Start of Block

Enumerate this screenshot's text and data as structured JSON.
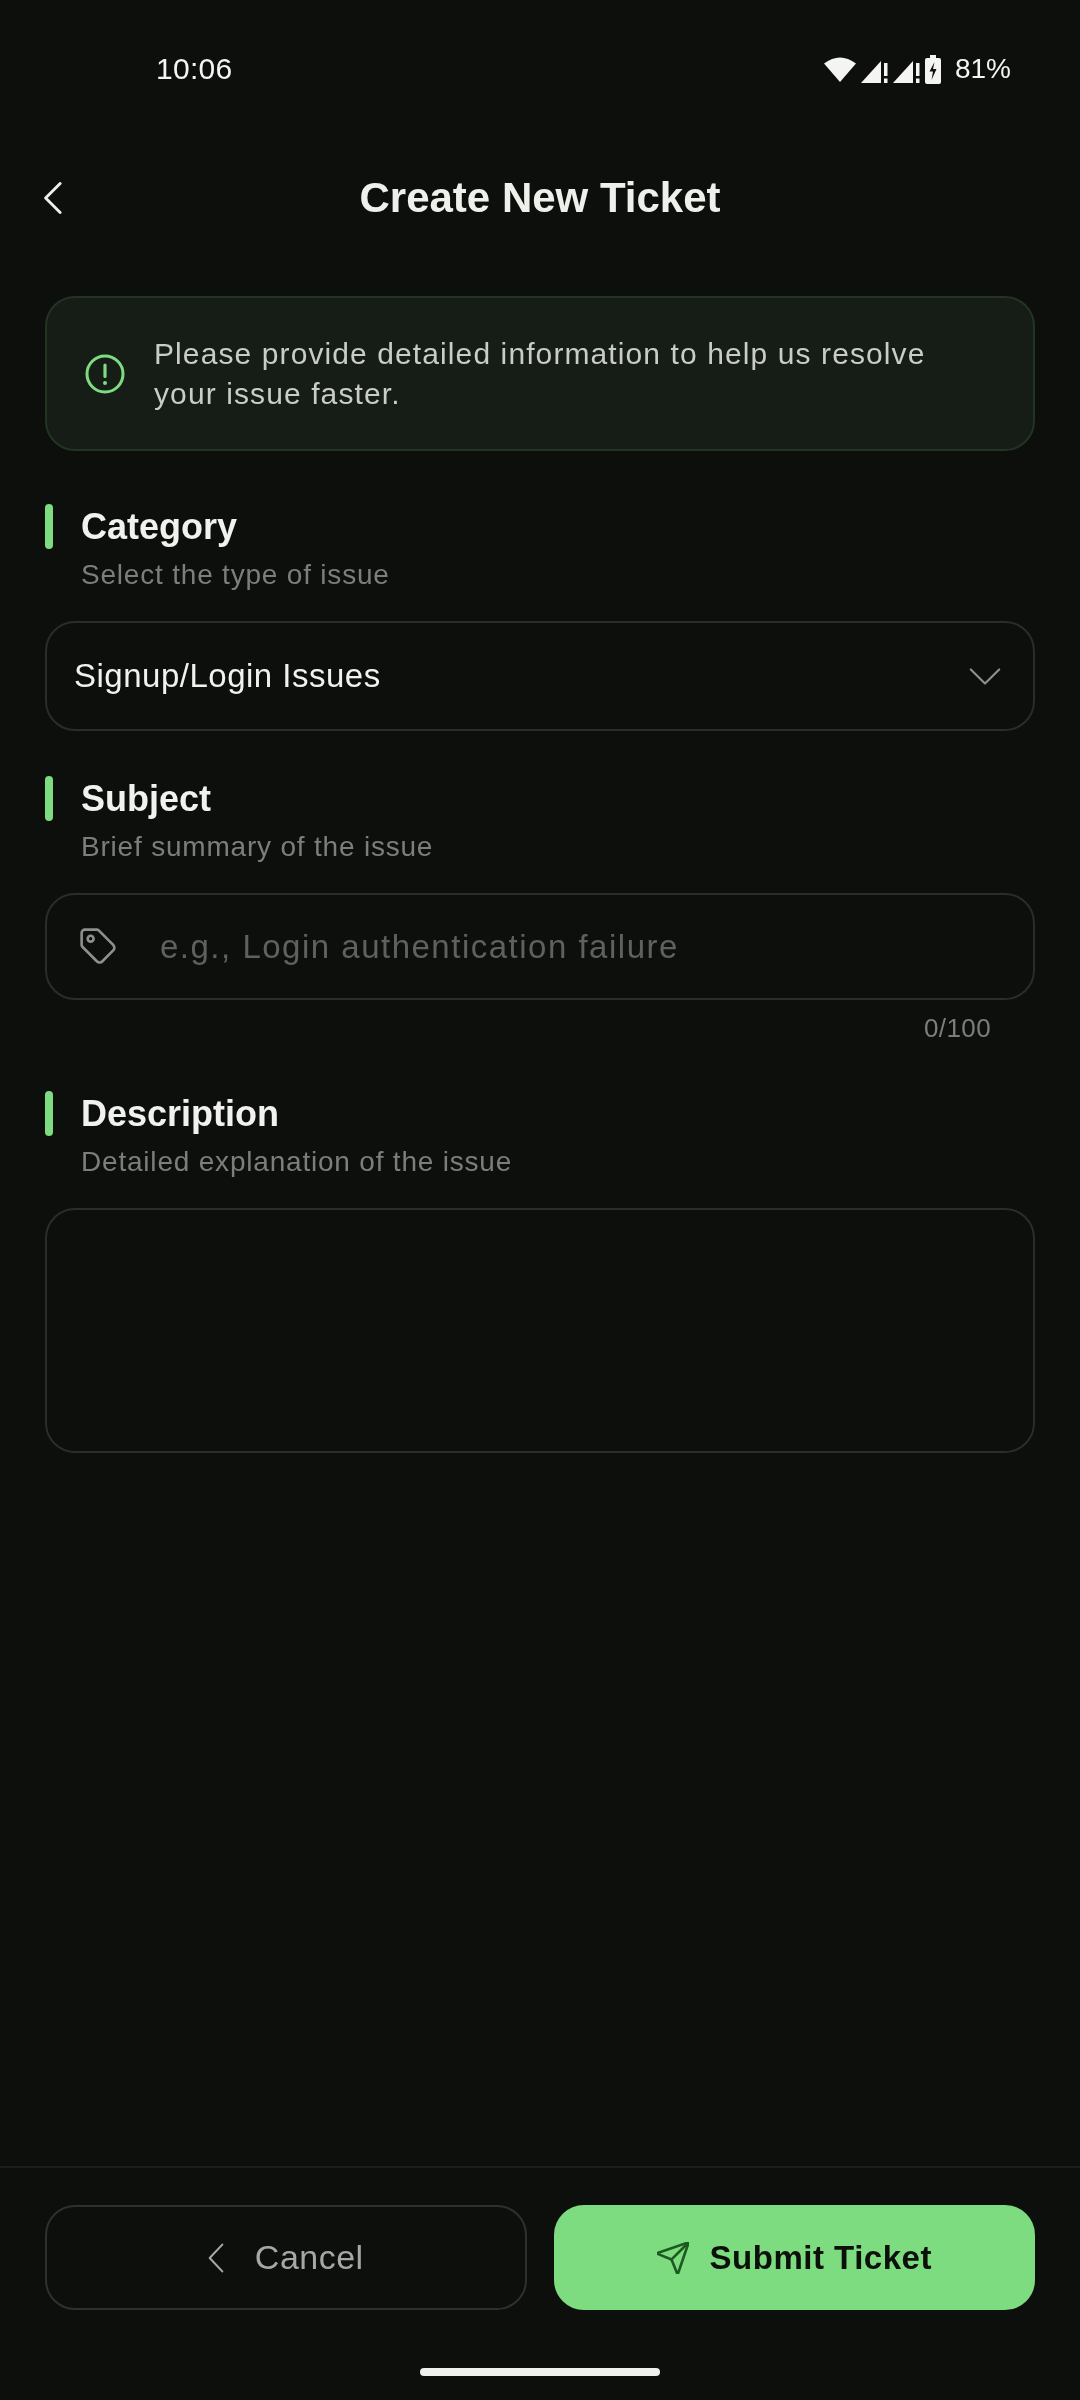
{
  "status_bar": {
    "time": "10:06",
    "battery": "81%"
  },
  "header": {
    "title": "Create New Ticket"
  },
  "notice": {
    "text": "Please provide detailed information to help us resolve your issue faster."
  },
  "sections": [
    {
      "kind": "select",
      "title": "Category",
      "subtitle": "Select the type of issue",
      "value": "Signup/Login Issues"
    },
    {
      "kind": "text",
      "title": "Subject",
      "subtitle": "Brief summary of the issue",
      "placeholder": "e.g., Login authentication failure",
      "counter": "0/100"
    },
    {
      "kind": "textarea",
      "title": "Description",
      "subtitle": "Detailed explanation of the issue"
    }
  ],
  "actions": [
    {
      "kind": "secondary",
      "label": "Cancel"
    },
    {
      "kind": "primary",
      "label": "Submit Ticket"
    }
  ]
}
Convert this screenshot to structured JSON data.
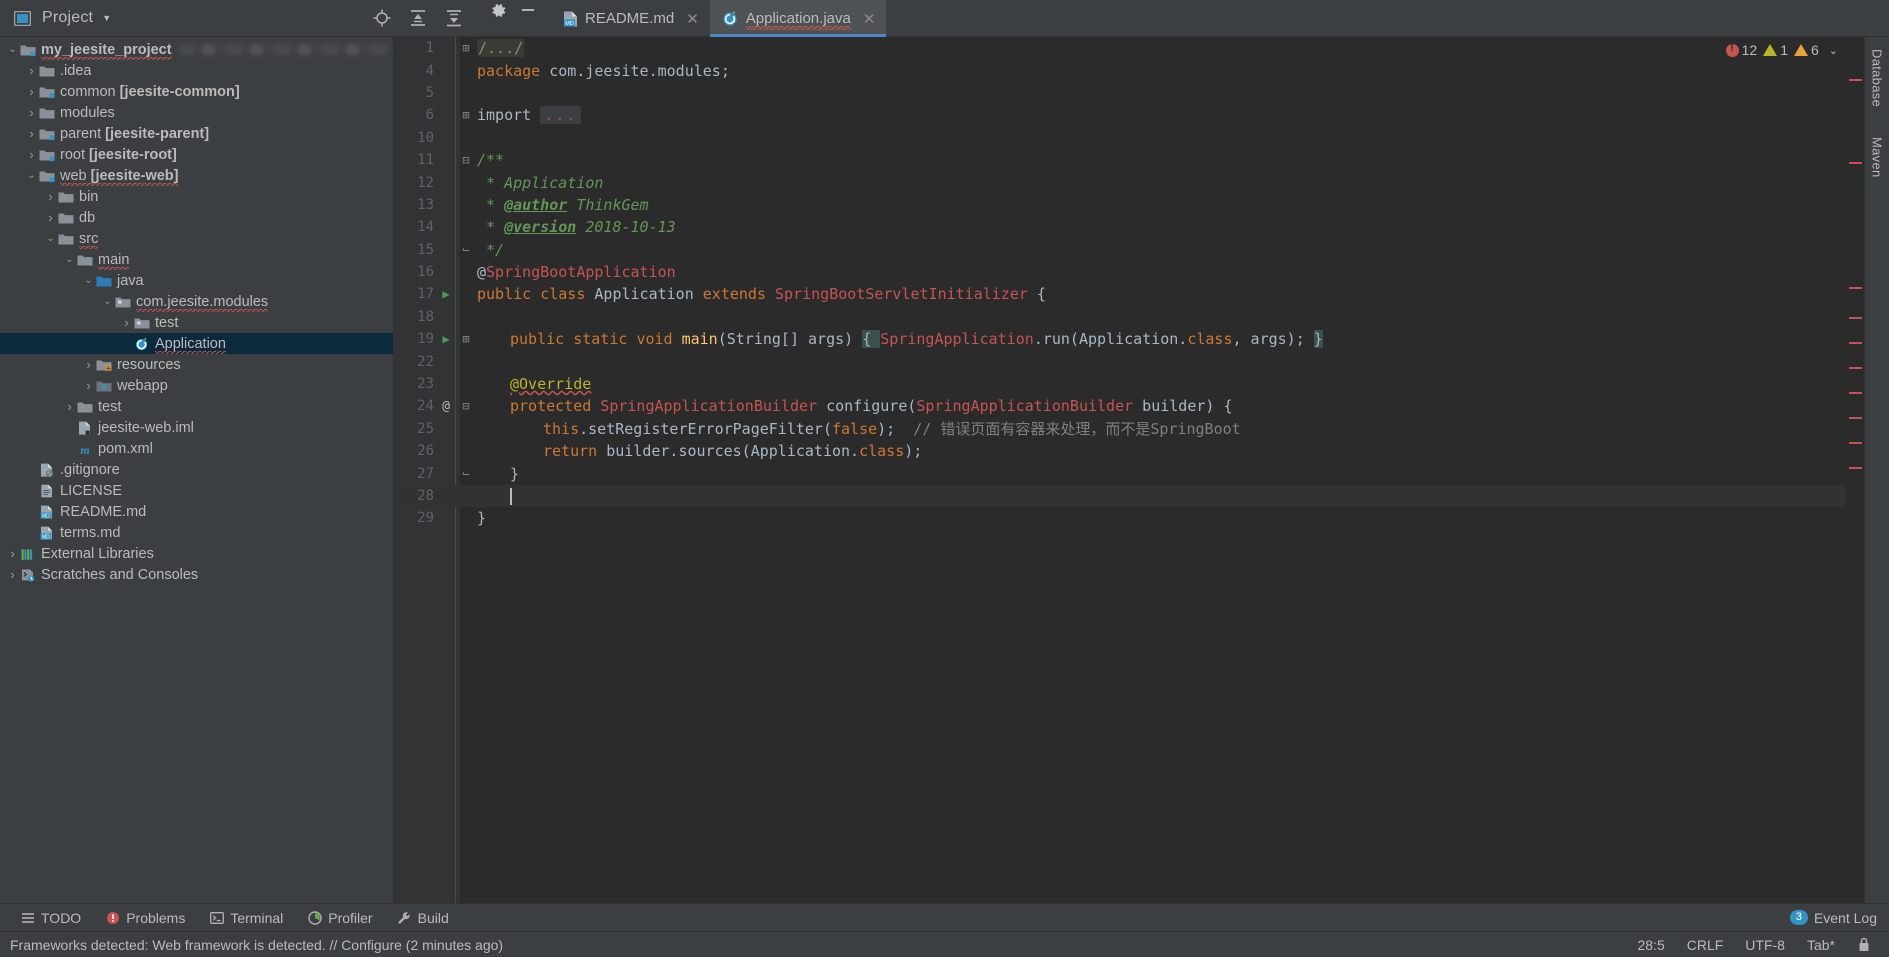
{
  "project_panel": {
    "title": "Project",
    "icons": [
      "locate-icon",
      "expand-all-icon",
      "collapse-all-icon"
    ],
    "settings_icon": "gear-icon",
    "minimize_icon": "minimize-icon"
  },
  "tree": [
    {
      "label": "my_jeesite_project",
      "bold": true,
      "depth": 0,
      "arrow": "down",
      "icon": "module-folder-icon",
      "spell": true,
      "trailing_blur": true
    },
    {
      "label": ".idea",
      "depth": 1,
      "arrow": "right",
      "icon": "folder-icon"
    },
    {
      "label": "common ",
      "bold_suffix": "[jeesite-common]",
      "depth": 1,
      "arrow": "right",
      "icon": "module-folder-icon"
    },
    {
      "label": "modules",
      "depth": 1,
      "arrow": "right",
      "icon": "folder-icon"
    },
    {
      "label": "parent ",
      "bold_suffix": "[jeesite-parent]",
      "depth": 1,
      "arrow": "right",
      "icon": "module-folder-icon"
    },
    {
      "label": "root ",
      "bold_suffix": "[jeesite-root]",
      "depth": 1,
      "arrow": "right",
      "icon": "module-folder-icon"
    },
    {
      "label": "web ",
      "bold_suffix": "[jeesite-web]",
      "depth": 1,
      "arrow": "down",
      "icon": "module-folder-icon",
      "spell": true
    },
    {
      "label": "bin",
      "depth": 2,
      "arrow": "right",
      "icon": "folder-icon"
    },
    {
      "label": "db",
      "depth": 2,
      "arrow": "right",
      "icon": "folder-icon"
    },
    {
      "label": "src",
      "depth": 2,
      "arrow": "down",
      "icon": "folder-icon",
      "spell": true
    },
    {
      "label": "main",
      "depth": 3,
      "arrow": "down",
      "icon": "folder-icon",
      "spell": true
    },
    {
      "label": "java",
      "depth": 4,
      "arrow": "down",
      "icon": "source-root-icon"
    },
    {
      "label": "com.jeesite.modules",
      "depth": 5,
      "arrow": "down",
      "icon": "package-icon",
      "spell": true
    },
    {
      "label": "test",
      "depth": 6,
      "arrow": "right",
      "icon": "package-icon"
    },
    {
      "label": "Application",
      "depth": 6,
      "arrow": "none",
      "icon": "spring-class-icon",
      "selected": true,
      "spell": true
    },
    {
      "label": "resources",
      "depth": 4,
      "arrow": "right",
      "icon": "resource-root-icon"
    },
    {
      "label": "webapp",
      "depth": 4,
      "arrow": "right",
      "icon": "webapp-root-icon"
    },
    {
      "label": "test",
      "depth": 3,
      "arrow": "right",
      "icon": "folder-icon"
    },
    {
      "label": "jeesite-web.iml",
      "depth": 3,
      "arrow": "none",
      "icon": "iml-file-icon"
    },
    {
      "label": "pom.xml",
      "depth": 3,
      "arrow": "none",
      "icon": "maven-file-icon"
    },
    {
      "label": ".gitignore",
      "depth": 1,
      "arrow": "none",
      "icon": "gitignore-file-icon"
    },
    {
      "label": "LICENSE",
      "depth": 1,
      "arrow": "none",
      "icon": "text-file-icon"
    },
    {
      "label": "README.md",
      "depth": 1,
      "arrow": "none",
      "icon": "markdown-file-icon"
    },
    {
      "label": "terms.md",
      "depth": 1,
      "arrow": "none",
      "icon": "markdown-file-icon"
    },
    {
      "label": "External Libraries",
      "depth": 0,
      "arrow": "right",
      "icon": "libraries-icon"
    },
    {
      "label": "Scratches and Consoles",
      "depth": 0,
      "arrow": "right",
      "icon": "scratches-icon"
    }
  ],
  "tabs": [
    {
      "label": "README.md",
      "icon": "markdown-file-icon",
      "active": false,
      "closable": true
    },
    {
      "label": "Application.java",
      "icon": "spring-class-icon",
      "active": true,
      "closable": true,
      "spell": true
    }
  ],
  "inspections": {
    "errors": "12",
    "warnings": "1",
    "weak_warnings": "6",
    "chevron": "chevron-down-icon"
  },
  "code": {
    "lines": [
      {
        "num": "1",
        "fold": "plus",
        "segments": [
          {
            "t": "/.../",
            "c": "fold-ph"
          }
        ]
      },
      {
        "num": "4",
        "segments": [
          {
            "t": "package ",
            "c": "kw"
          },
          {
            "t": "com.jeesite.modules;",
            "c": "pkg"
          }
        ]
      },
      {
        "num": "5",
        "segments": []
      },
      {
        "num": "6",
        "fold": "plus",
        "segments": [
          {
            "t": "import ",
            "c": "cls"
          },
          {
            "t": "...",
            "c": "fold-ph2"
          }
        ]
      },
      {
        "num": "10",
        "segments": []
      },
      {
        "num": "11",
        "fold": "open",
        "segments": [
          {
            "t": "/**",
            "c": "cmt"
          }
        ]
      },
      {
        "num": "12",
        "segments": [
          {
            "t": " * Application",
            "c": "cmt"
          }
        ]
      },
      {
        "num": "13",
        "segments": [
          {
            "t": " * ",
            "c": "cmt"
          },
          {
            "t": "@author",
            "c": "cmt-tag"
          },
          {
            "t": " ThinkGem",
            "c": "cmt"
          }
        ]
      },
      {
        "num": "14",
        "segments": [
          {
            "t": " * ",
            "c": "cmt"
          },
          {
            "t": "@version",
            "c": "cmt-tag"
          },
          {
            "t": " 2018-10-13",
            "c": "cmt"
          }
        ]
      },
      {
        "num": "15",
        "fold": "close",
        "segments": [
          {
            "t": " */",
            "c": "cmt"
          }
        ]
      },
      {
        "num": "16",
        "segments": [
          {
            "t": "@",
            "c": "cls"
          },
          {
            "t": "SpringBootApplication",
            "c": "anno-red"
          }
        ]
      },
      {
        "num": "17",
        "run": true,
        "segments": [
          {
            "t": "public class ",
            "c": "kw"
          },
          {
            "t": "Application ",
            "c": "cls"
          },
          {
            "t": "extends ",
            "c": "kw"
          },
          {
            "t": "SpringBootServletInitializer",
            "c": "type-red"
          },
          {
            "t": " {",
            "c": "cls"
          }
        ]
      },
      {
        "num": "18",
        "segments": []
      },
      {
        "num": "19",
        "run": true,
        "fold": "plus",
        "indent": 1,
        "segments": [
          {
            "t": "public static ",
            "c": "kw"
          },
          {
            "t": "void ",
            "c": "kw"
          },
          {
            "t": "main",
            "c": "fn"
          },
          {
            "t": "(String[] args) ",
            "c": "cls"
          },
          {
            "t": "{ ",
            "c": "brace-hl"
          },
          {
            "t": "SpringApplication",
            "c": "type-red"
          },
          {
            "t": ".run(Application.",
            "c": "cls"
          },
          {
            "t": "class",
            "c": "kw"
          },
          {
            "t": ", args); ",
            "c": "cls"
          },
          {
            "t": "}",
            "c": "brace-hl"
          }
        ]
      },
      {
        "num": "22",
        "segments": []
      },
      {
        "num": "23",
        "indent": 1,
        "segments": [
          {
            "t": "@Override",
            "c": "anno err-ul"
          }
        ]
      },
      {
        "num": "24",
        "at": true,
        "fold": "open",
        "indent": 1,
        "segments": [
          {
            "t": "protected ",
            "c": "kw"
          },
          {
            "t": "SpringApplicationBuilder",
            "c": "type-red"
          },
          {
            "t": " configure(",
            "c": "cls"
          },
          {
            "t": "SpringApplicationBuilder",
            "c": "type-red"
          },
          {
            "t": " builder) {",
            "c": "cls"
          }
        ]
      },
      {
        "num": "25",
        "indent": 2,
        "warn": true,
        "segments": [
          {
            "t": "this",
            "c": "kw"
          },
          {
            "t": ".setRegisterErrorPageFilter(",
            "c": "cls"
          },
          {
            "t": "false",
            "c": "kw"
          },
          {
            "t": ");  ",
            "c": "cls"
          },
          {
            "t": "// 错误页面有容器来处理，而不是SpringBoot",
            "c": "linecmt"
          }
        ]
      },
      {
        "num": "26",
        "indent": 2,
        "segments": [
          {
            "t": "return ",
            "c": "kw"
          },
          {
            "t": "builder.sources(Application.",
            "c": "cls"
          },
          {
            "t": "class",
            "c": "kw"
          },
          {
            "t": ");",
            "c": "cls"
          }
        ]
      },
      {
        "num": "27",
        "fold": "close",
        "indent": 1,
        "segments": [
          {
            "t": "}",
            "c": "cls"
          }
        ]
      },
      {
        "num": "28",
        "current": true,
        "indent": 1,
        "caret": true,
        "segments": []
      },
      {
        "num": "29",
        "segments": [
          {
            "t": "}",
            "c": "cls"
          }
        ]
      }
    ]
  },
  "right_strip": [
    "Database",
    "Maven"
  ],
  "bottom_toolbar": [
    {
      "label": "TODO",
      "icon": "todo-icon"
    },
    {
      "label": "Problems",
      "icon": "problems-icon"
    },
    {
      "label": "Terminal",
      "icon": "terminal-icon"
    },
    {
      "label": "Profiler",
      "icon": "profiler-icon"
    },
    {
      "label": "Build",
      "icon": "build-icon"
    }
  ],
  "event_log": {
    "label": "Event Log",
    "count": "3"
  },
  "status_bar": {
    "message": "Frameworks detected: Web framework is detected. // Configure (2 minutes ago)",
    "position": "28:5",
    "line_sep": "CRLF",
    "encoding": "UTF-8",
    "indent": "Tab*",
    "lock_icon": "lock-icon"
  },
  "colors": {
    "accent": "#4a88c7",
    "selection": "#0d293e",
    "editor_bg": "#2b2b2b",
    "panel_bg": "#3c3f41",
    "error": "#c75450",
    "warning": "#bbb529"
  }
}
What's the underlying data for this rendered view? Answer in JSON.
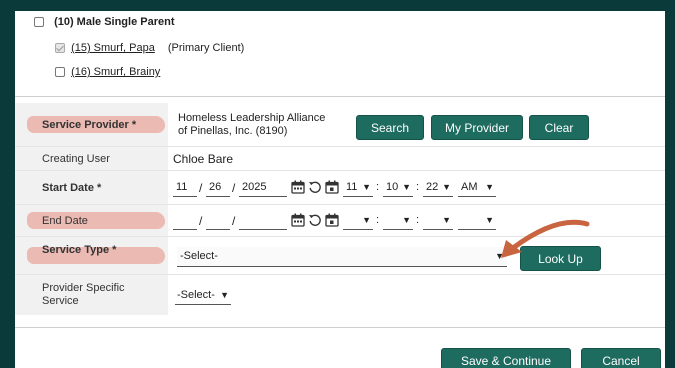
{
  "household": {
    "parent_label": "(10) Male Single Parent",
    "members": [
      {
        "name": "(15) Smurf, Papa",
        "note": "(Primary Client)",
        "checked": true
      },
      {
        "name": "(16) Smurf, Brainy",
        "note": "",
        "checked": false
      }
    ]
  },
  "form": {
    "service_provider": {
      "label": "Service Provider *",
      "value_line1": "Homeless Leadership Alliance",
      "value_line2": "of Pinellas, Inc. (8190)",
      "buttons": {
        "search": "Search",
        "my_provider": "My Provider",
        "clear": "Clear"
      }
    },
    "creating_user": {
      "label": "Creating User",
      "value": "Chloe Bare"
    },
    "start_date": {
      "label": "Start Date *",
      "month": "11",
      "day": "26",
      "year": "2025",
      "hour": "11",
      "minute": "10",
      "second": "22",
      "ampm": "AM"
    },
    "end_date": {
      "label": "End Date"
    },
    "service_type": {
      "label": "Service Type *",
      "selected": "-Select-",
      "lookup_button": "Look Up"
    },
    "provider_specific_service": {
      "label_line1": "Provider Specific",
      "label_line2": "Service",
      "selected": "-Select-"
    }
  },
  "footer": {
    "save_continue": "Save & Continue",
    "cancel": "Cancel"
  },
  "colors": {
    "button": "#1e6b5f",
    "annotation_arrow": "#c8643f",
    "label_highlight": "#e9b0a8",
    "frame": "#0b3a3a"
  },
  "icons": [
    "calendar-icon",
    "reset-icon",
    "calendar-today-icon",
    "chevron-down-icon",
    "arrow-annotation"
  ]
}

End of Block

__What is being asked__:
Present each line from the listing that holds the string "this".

__Response to the exercise__:
Enumerate this screenshot's text and data as structured JSON.
Convert this screenshot to structured JSON data.
            "t": "this",
What's the underlying data for this rendered view? Answer in JSON.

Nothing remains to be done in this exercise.